Friday, March 9, 2012

Slice 9 of 31

T enters the classroom on Thursday pretty much like he always does- with crash, a bang, a thump, and often an "oops," or  “oh, sorry.” He is a gentle giant, as tall as I am today, probably taller tomorrow. His coordination has not quite caught up with his rapidly growing body, and every day something— a can of markers, the electric pencil sharpener, a vase of flowers—or someone, most often his table partner, Kanesha—falls victim to his klutziness. 

This morning T greets me by saying, “I have food poisoning. I was up all night throwing up.”

I have a momentary picture of T spewing his cookies on the state books. “Really?” I say. “Does your mom know you are sick?”

“Yeah,” he says, taking a chug from a 32 ounce bottle of apple green gatorade, “but she didn’t have anywhere to leave me, so I just came to school.”

“Great,” I think, imagining green gatorade on the test books. “Don’t drink too much of that, sweetie.”

T wanders off to his desk, stopping along the way to announce to several of his friends that he was up all night “puking.” His friends are only mildly interested. "Dang," says J. "Everybody's puking in our class," referring to an incident from the day before, where my quick moving para had saved the day by shoving a wastebasket under someone's chin five minutes before our second round of state testing.

We start testing half an hour into the school day. Each morning this week, I have given the kids a snack, just to make sure they have something in their stomachs when they take the test.  Today it is granola bars. Given that his stomach hurts, I think probably T will not want a granola bar.

“Hey,” he says, as I hand a bar to Kanesha, “I’ll take one of those.”

“Are you sure? Doesn’t your stomach hurt?”

“It only hurts a little,” says T taking another slug of the the green gatorade, “I think it’s getting better. Can I have one of those please?”

I give T a granola bar and continue my distribution rounds. As I finish, I glance over to the other side of the room. T is eating powdered donuts.

“Hey,” I say, “I thought your stomach hurt.”

“It only hurts a little now,” he says, licking the powdered sugar film off his lips, then taking another slug from the now half empty Gatorade bottle.

About five minutes later, the assistant principal brings our bucket of testing materials.

“I don’t feel well,” says T, “my stomach hurts.”

“I can’t imagine why,” I think, picturing the 16 oz of Gatorade, and the granola bar, and the 6 powdered sugar mini-donuts T has consumed in the last half hour.

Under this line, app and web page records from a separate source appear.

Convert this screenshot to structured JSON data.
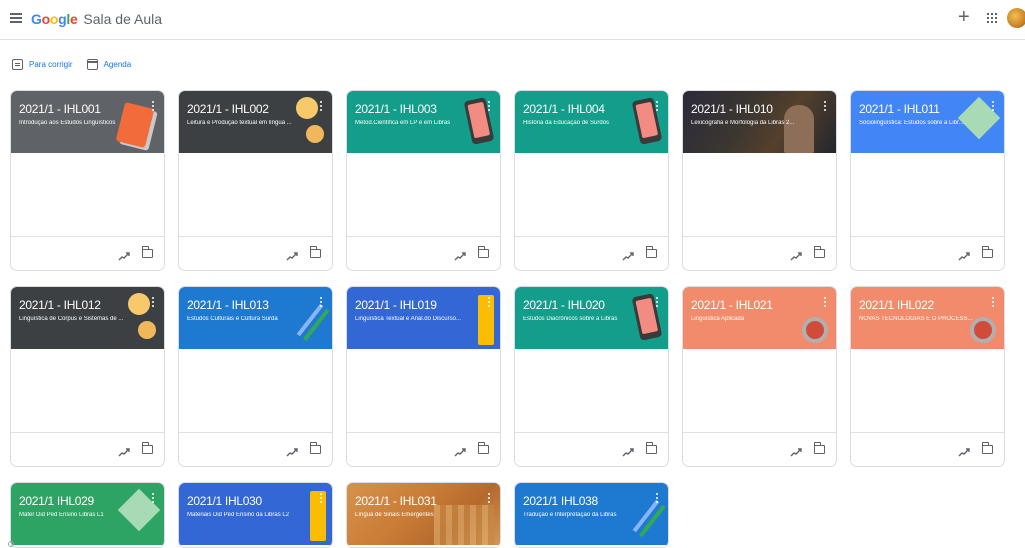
{
  "header": {
    "google_letters": [
      "G",
      "o",
      "o",
      "g",
      "l",
      "e"
    ],
    "app_name": "Sala de Aula"
  },
  "actions": {
    "review_label": "Para corrigir",
    "agenda_label": "Agenda"
  },
  "cards": [
    {
      "title": "2021/1 - IHL001",
      "subtitle": "Introdução aos Estudos Linguísticos",
      "color": "#5f6368"
    },
    {
      "title": "2021/1 - IHL002",
      "subtitle": "Leitura e Produção textual em língua ...",
      "color": "#3c4043"
    },
    {
      "title": "2021/1 - IHL003",
      "subtitle": "Metod.Científica em LP e em Libras",
      "color": "#129e8a"
    },
    {
      "title": "2021/1 - IHL004",
      "subtitle": "História da Educação de Surdos",
      "color": "#129e8a"
    },
    {
      "title": "2021/1 - IHL010",
      "subtitle": "Lexicografia e Morfologia da Libras 2...",
      "color": "#2c2b3a"
    },
    {
      "title": "2021/1 - IHL011",
      "subtitle": "Sociolinguística: Estudos sobre a Libr...",
      "color": "#4285f4"
    },
    {
      "title": "2021/1 - IHL012",
      "subtitle": "Linguística de Corpus e Sistemas de ...",
      "color": "#3c4043"
    },
    {
      "title": "2021/1 - IHL013",
      "subtitle": "Estudos Culturais e Cultura Surda",
      "color": "#1e7ad0"
    },
    {
      "title": "2021/1 - IHL019",
      "subtitle": "Linguística Textual e Anál.do Discurso...",
      "color": "#3367d6"
    },
    {
      "title": "2021/1 - IHL020",
      "subtitle": "Estudos Diacrônicos sobre a Libras",
      "color": "#129e8a"
    },
    {
      "title": "2021/1 - IHL021",
      "subtitle": "Linguística Aplicada",
      "color": "#f28b6b"
    },
    {
      "title": "2021/1 IHL022",
      "subtitle": "NOVAS TECNOLOGIAS E O PROCESS...",
      "color": "#f28b6b"
    },
    {
      "title": "2021/1 IHL029",
      "subtitle": "Mater Did Ped Ensino Libras L1",
      "color": "#2ea464"
    },
    {
      "title": "2021/1 IHL030",
      "subtitle": "Materiais Did Ped Ensino da Libras L2",
      "color": "#3367d6"
    },
    {
      "title": "2021/1 - IHL031",
      "subtitle": "Língua de Sinais Emergentes",
      "color": "#c87b35"
    },
    {
      "title": "2021/1 IHL038",
      "subtitle": "Tradução e Interpretação da Libras",
      "color": "#1e7ad0"
    }
  ]
}
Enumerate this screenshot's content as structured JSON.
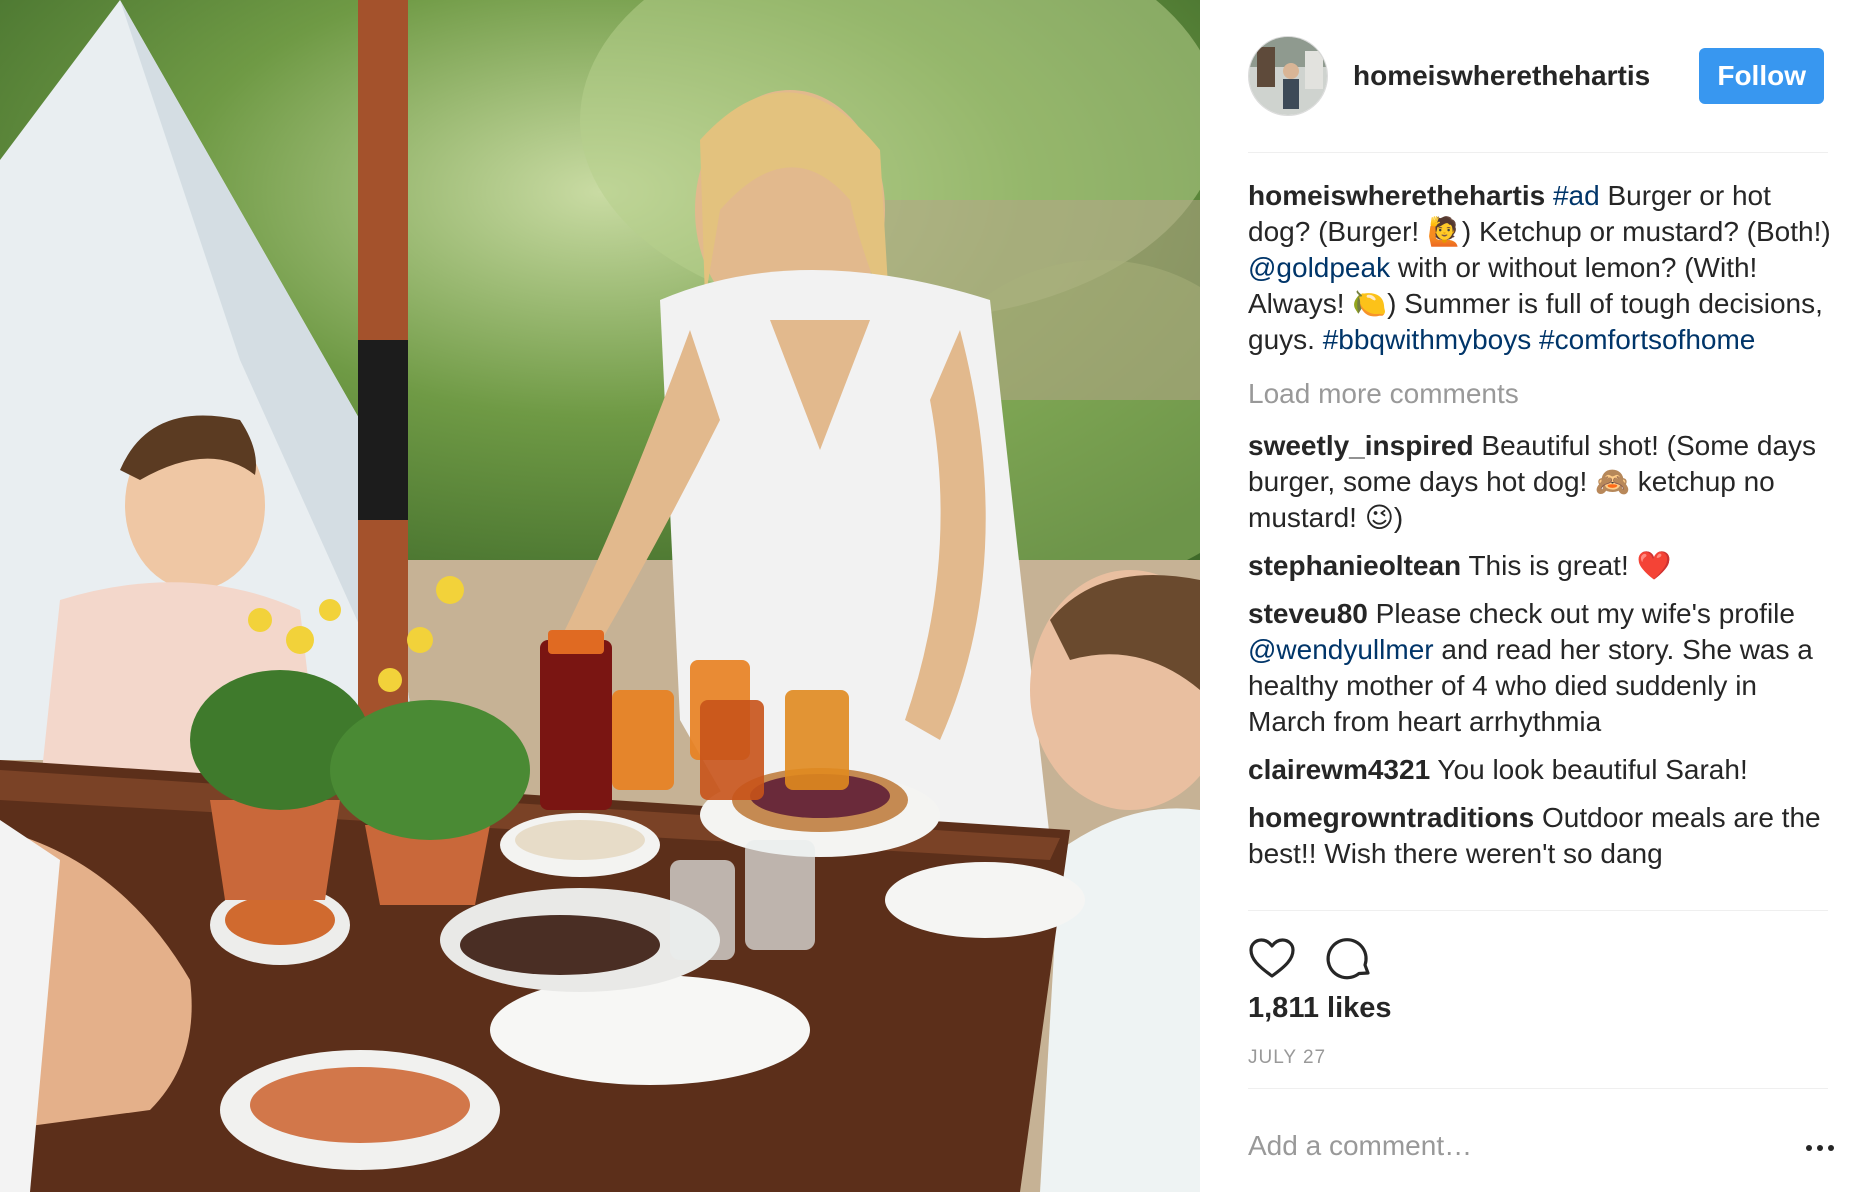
{
  "post": {
    "username": "homeiswherethehartis",
    "follow_label": "Follow",
    "photo_alt": "Family barbecue at an outdoor table with iced tea, pie and food"
  },
  "caption": {
    "username": "homeiswherethehartis",
    "parts": [
      {
        "t": "tag",
        "v": "#ad"
      },
      {
        "t": "text",
        "v": " Burger or hot dog? (Burger! "
      },
      {
        "t": "emoji",
        "v": "🙋"
      },
      {
        "t": "text",
        "v": ") Ketchup or mustard? (Both!) "
      },
      {
        "t": "tag",
        "v": "@goldpeak"
      },
      {
        "t": "text",
        "v": " with or without lemon? (With! Always! "
      },
      {
        "t": "emoji",
        "v": "🍋"
      },
      {
        "t": "text",
        "v": ") Summer is full of tough decisions, guys. "
      },
      {
        "t": "tag",
        "v": "#bbqwithmyboys"
      },
      {
        "t": "text",
        "v": " "
      },
      {
        "t": "tag",
        "v": "#comfortsofhome"
      }
    ]
  },
  "load_more_label": "Load more comments",
  "comments": [
    {
      "user": "sweetly_inspired",
      "parts": [
        {
          "t": "text",
          "v": " Beautiful shot! (Some days burger, some days hot dog! "
        },
        {
          "t": "emoji",
          "v": "🙈"
        },
        {
          "t": "text",
          "v": " ketchup no mustard! "
        },
        {
          "t": "emoji",
          "v": "😉"
        },
        {
          "t": "text",
          "v": ")"
        }
      ]
    },
    {
      "user": "stephanieoltean",
      "parts": [
        {
          "t": "text",
          "v": " This is great! "
        },
        {
          "t": "emoji",
          "v": "❤️"
        }
      ]
    },
    {
      "user": "steveu80",
      "parts": [
        {
          "t": "text",
          "v": " Please check out my wife's profile "
        },
        {
          "t": "tag",
          "v": "@wendyullmer"
        },
        {
          "t": "text",
          "v": " and read her story. She was a healthy mother of 4 who died suddenly in March from heart arrhythmia"
        }
      ]
    },
    {
      "user": "clairewm4321",
      "parts": [
        {
          "t": "text",
          "v": " You look beautiful Sarah!"
        }
      ]
    },
    {
      "user": "homegrowntraditions",
      "parts": [
        {
          "t": "text",
          "v": " Outdoor meals are the best!! Wish there weren't so dang"
        }
      ]
    }
  ],
  "likes_label": "1,811 likes",
  "date_label": "JULY 27",
  "add_comment_placeholder": "Add a comment…",
  "icons": {
    "like": "heart-outline-icon",
    "comment": "speech-bubble-icon",
    "more": "ellipsis-icon"
  },
  "colors": {
    "follow_bg": "#3897f0",
    "link": "#003569",
    "muted": "#999999",
    "text": "#262626",
    "heart_red": "#ed4956"
  }
}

“I thought you said it was better,” I reply.

“It’s not,” T says, assuming a pained expression and clutching his stomach.    
“Do you want to use the restroom before we test?”

“Nah,” says T. “I’ll be ok.”

We test for an hour. As I am proctoring, I keep glancing over at T. Visions of green Gatorade and powdered sugar doughnut, and granola bar continue to dance through my head.

We finish testing. T’s hands me his book and says, “I don’t feel good. I threw up like three times last night.”

“I know,” I say, “you told me that. Do you want to use the restroom?”

“Nah,” says T. “I’m ok.”

After the tests are turned in, it really is snack time. Our  morning is four hours long and the school provides fruit every day. A few of my kids, T included, usually bring their own snack as a supplement. Today, T has a quart-sized Ziploc bag of chips. He inhales the chips as he makes the rounds, chatting with first one group of kids, and then another. He finishes his chips as he reaches the last group in the room.

“Hey,” he says to J. Can I have some of your cheetos…”


Darlene A. said...

We've been testing each morning too. I'm so glad T's stomach improved. Perhaps a growth spurt is making consume all that food.

elsie said...

Whew! I kept waiting for the explosion. So glad it didn't happen. I love the way this unrolled through the conversation and your inner thoughts. I wanted to get to the end, but didn't want to miss any chance of a surprise in-between. Great story!

Tara @ A Teaching Life said...

Like Elsie, I kept thinking T. would lose his snacks any moment - glad you both made it through another testing day.

Dana said...

Kids.... so funny how he just kept inhaling more and more junk. Loved how you told this. I too kept waiting for him to explode and for a horror story of having to bag up a disgusting test booklet.

Jone said...

I was actualy happened at my friend's school last year. She had to call the state organizer to ask what to do about the test booklet with you know what all over it.
Our test starts in May.

Linda B said...

Well all I can say is 'ah kids'. At least the visions of green gatorade and powdered donuts remained just that, visions. Your ways of leading us down that path were great, Carol. I was waiting and waiting for it, only to be much relieved, not at all disappointed. Great story! (Glad you have the weekend to rest after this past week!)

Janet said...

You made me laugh out loud! We all know a "T". I can't say as I blame him though, state testing makes me sick too. Great slice!

Karen said...

I feel the same way T does on testing days, and I seem to be a firm believer that food will make it better, even if it can't make it go away.

Great storytelling! Loved it and am so glad there wasn't a green and white explosion!